Mrs D: How can you help someone gain the strength and determination needed to remove alcohol from their lives? How can they help themselves?
Steph: I believe you can help by getting alongside them for the journey and encouraging them to find like minded people to support them. I think they can ‘catch’ a bit of what makes recovery happen by exposing themselves to different ways of thinking and being.
Mrs D: Tell me about your group work…
Steph: I facilitate a Rational Recovery Group and so I like the philosophy of empowering people to reconnect with their ability to initiate change for themselves – whatever that might be. Rational Recovery is an approach which became more popular in the 80s after an American guy, Jack Trimpey, decided that he didn’t wanted to be labelled as diseased. He thought that something must have happened in his brain to change the way he was exercising his choices and he was right! He was leading the way in looking at the neurobiological implications of daily use and the effect on the reward system. He believed that the addictive voice (It) was generated in his conditioned mid brain and it argued and cajoled with his rational voice (the real him) located in his higher functioning cortex in order to get the reward it wanted. His philosophy is based on learning to hear the difference in the voices, exercising choice and breaking the impulsive reward cycle. It’s not truly a group process but lots of people really like the philosophy as it explains why rational, intelligent, lovely people keep doing a behaviour which hurts them and everyone around them. So we adapted 8 of the key aspect of the approach into discussion topics and have an open group once a week for people to come and talk about how it is for them. Here is the link to the website. I have to admit that our view on RR is probably quite a way from what the website encourages but actually it works well. It is great to provide a forum for people to meet who don’t particularly like the AA approach and we always have some very robust discussions! In all the years I have been working in this area I have seen more light bulbs go on in groups than anywhere else. Of course now we have great online support which we encourage people to access.

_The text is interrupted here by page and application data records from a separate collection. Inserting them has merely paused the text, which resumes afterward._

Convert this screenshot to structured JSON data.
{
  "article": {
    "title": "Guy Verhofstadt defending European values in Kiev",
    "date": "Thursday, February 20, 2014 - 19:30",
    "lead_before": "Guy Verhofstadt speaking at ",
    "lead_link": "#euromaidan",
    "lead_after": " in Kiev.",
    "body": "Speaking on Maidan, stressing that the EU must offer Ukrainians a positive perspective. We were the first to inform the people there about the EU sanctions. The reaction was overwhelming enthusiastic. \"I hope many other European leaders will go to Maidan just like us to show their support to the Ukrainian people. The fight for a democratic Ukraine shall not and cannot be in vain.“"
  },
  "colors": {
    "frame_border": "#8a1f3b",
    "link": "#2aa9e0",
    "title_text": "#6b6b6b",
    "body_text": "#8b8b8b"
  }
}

Mrs D: What’s the best part of your job?
Steph: The best part of my job is being there when change starts to happen. It’s a privilege to be part of the process.